▶ **YOUR INSTRUCTIONS**: Counting only the lines below that contain the word "binlog", what is the total? Give it with no other words.
(PROVIDED INFORMATION begins)
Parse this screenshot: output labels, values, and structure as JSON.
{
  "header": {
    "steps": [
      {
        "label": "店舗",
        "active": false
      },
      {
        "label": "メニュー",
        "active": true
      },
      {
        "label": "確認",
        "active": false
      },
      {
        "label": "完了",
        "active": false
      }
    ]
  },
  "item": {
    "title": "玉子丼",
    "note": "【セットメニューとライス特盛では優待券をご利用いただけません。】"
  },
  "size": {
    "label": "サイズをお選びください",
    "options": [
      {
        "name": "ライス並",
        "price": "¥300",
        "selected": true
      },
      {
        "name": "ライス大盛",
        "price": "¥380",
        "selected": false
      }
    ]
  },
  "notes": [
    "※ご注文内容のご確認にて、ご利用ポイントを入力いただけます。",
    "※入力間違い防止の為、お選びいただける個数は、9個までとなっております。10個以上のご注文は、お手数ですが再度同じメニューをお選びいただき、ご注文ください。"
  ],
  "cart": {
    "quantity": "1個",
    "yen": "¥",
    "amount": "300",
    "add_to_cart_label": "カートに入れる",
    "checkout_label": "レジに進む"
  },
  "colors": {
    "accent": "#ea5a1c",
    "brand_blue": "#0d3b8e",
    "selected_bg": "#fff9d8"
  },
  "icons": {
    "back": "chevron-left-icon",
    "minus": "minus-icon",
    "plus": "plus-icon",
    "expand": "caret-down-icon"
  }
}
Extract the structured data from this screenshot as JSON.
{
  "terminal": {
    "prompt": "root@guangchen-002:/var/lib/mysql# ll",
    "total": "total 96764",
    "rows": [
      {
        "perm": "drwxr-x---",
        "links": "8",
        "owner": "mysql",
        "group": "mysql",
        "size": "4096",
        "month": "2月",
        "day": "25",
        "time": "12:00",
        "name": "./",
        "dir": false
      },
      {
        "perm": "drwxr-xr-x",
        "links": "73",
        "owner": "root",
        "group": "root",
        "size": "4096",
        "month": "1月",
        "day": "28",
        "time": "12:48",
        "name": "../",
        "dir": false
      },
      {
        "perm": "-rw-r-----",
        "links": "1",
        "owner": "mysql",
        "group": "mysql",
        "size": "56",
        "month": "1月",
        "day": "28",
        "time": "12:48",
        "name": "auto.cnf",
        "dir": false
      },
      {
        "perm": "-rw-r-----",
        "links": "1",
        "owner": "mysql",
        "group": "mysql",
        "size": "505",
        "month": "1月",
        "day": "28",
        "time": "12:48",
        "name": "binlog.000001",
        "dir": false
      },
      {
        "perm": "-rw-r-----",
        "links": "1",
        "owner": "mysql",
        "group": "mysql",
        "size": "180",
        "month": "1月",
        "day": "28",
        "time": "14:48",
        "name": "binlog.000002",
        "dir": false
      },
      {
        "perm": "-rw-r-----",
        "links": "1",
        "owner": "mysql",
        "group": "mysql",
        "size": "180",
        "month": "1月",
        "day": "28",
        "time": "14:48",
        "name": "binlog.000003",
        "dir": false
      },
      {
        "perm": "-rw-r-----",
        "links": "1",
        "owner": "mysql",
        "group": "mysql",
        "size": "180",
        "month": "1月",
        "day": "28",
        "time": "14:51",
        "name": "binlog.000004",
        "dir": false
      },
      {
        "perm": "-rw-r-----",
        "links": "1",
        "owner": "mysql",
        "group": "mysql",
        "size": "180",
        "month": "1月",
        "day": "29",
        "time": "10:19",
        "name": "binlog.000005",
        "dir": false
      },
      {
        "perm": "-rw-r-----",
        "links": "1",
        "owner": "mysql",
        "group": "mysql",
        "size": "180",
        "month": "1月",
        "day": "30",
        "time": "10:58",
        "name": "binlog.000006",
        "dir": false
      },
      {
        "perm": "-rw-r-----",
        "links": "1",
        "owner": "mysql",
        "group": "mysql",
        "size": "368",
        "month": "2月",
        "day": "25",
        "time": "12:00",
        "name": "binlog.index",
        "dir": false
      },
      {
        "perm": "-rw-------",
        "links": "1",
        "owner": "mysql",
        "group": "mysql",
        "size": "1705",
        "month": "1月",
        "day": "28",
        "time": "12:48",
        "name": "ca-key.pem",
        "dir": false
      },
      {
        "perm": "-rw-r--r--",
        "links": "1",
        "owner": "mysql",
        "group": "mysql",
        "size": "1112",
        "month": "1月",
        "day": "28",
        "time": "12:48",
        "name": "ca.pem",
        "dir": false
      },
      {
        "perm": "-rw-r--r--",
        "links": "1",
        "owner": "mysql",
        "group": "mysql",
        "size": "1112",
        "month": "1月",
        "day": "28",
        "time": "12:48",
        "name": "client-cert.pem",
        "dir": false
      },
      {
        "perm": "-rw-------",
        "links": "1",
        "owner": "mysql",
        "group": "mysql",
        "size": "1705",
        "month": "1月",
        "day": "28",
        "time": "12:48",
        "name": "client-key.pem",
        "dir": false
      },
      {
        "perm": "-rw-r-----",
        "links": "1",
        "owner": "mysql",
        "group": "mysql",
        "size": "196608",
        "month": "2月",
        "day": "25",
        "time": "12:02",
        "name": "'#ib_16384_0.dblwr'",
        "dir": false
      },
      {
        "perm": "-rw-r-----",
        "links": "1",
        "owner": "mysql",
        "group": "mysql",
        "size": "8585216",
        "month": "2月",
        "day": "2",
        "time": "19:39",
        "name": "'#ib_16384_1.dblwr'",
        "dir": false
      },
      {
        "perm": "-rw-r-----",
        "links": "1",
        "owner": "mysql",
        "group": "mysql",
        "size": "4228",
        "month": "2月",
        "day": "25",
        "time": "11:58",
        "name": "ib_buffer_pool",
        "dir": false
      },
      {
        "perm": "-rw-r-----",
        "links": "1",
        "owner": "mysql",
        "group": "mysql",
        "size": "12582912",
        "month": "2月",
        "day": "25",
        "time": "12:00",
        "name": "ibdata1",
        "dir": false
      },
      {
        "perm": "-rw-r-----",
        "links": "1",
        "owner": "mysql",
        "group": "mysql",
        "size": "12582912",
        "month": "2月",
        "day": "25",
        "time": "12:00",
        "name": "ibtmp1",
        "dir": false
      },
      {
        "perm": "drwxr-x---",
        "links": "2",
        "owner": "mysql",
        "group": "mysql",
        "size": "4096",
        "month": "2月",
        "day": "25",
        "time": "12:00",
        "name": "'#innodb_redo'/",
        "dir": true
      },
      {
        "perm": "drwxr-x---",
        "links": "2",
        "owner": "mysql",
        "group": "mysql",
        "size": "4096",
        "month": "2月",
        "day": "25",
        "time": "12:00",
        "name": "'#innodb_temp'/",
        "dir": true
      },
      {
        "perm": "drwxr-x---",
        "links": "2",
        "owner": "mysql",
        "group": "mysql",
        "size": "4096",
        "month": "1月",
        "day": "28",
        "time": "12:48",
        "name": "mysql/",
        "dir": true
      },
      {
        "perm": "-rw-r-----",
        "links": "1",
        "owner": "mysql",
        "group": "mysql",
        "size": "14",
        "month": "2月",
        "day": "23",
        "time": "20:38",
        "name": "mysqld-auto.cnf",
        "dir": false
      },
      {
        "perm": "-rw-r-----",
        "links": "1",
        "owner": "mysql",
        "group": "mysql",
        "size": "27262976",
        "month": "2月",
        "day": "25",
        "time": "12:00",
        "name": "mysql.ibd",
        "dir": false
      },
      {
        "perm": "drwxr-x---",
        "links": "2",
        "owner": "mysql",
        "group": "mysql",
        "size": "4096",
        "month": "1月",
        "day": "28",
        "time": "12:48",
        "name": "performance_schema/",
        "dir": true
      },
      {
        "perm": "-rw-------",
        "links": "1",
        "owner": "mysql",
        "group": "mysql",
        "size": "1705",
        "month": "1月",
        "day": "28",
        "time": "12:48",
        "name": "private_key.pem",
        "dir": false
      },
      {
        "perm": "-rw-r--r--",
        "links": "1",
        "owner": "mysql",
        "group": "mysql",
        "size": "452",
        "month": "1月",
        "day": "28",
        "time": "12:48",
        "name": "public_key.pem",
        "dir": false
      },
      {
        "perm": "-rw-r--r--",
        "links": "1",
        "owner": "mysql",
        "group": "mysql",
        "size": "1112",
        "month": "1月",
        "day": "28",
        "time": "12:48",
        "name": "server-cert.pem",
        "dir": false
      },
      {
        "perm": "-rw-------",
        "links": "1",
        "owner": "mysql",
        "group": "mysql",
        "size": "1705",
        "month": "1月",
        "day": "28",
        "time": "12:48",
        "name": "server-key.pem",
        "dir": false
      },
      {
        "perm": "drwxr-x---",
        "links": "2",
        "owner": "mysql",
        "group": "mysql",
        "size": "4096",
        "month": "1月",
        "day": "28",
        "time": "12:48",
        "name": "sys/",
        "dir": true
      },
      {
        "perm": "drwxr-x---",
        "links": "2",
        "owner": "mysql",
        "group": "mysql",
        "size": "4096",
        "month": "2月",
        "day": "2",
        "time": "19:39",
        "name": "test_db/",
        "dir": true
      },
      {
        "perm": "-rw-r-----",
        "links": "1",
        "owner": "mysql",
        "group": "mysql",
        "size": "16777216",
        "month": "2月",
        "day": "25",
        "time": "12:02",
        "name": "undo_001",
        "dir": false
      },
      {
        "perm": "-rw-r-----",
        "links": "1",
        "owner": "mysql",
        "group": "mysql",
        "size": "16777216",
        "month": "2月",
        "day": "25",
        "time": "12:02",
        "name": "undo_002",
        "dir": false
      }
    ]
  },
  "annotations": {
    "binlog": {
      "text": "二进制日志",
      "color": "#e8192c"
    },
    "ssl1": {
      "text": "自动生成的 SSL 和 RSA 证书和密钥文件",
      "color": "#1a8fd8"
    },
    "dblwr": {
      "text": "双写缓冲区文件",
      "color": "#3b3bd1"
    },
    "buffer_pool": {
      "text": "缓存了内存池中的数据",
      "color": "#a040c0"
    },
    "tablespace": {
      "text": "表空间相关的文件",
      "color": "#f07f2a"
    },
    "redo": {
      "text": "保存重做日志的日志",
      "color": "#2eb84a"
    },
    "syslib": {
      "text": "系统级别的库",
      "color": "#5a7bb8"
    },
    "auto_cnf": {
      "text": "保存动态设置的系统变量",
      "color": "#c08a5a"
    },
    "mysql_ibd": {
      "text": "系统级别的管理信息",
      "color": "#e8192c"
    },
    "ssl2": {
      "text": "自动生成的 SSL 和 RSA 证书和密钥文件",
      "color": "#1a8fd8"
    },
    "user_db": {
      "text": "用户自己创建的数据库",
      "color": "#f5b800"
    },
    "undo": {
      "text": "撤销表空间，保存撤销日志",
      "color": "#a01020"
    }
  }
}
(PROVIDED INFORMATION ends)
▶ **ANSWER TO THIS EXERCISE**: 8